WHEN we think of international aid, we usually picture packages of food, vaccines, and water sanitation systems. Evidently, these are all fundamental needs for a healthy society.
However, there’s another, equally fundamental, component that is too often overlooked: mental health.
Mental health is an underserved cause in international aid for the same reasons it is still a taboo topic in most countries.
First off, it has a stigma attached to it. If you suffer from a mental illness, the common conception is that there’s something wrong with you, as a person, as a human being.
While for more physical diseases, we separate the illness from the person, in case of mental disease it’s more difficult to do so. Since the disease affects the mind, this is understandable to a certain extent but, at the same time, it doesn’t make it less wrong.
Secondly, mental health is perceived as a luxury good. If you suffer from depression, it means you’re just a whiny person with all their basic needs satisfied. Doesn’t it? Obviously, there’s nothing more false than this statement, yet it’s worryingly common.
Moreover, in the case of international aid, mental health struggles to attract donations also because of a marketing issue.
Research has shown that people are likely to donate twice as much if they empathize with a picture, rather than being presented with bare stats. And it’s evident how it’s much easier to capture a physical disease or a material need in a photo, rather than a mental disease.
As an outcome of this cocktail of problems, mental health is one of the most neglected health problems in the developing world.
This invisible issue has pretty tangible consequences. It doesn’t matter if you could learn a new skill thanks to an NGO project or benefit from a malaria prevention program; if you suffer from a mental illness, the positive impact of these programs is dramatically curbed.
The socio-economic repercussions of untreated mental illnesses are devastating.
A charitable organization called Strongminds set out to reverse this trend. It was founded in early 2013 by Sean Mayberry, a former diplomat and social marketer.
After spending a decade implementing HIV/AIDS and malaria programs, Mayberry realized the ravaging impact of mental illness in Africa and decided to fight the problem with an evidence-based approach.
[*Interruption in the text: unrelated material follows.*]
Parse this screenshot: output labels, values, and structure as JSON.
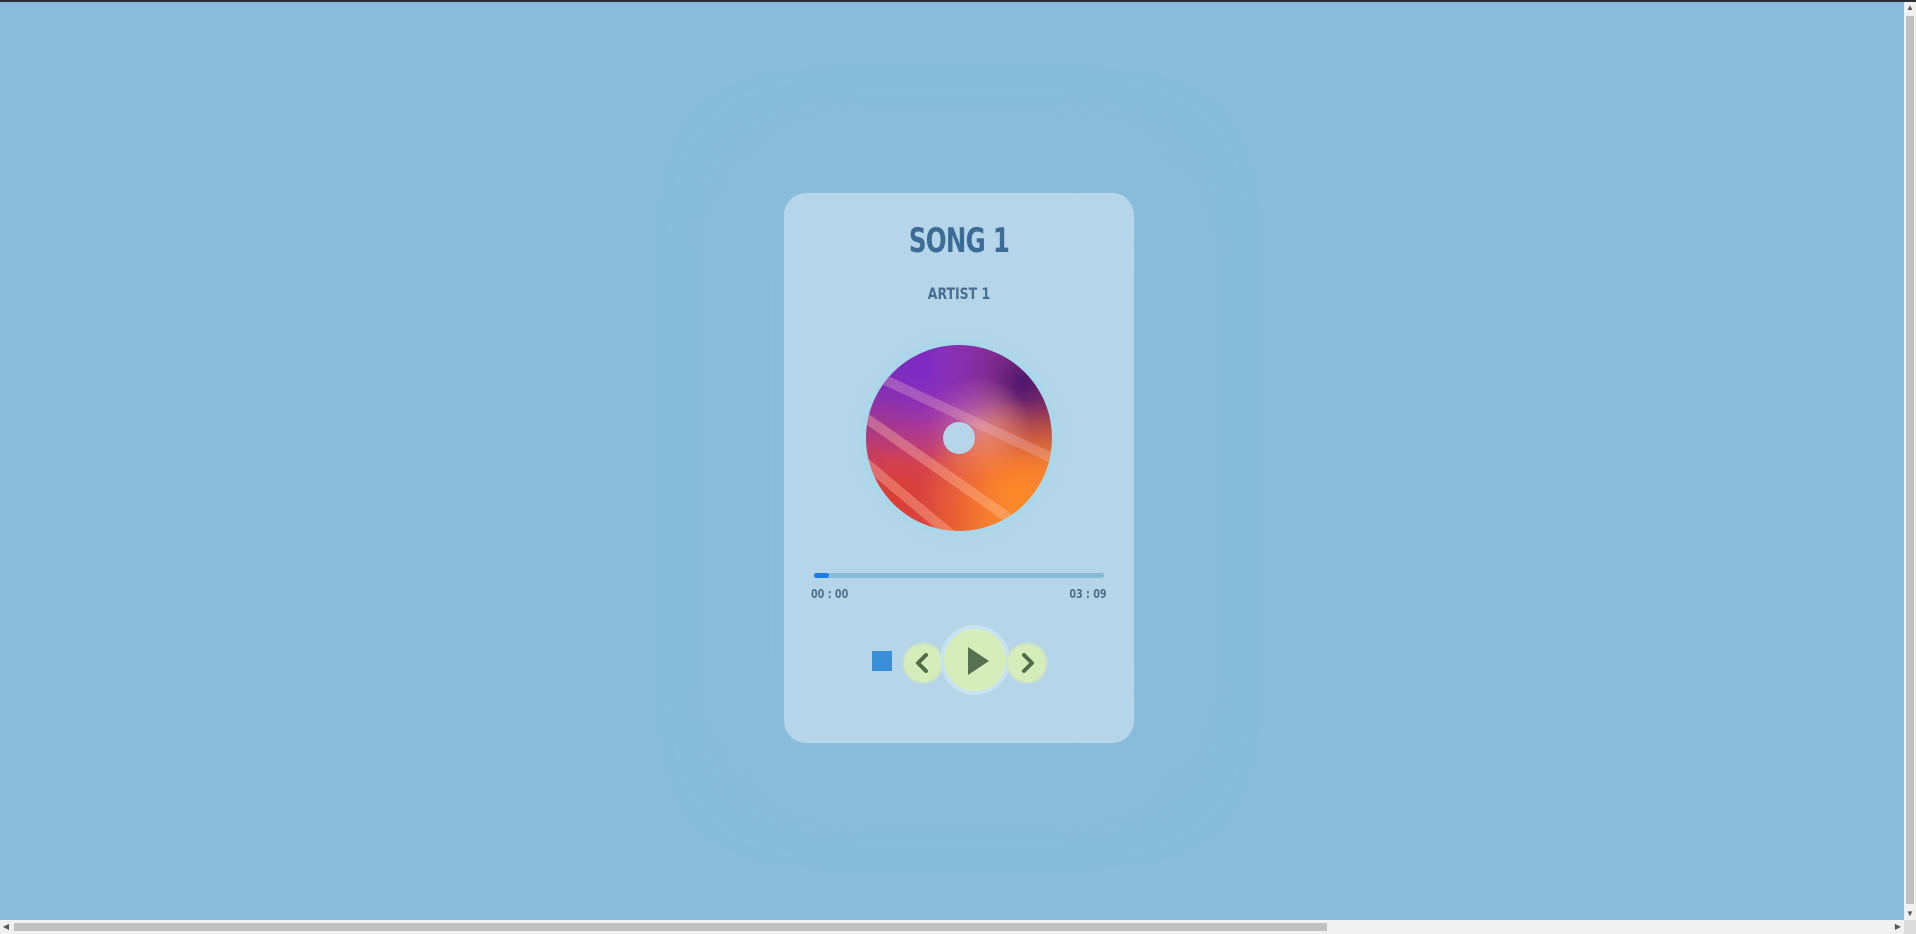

If mental health is the most neglected health problem in the developing world, depression is the single most prevalent mental illness. And depression affects women at twice the rate of men. In Africa, depression affects 1 in 4 women and, of these women, the overwhelming majority – 85 percent – have no access to treatment.
Therefore, it made sense for Strongminds to focus their efforts on women suffering from depression.
The second important step for the organization was to come up with an effective and low-cost way to deal with this issue.
They then perfected a unique depression intervention based on Group Interpersonal Psychotherapy. Strongminds’ therapy model consists of a 12-week period of 60-90 sessions. Cleverly, the organization is working to empower women who have completed a cycle of group therapy to run their own peer therapy group, making the process scalable and low-cost.
This methodology has proven to be effective for over 80 percent women of the women treated by Strongminds.
What I find inspiring in Strongminds’ work is also the way they reconcile this evidence-based approach with a human and easily relatable communication strategy.
So far, their work has focused mainly on Uganda but in 2019, they’re planning to extend their reach to Zambia and specifically target adolescents suffering from depression.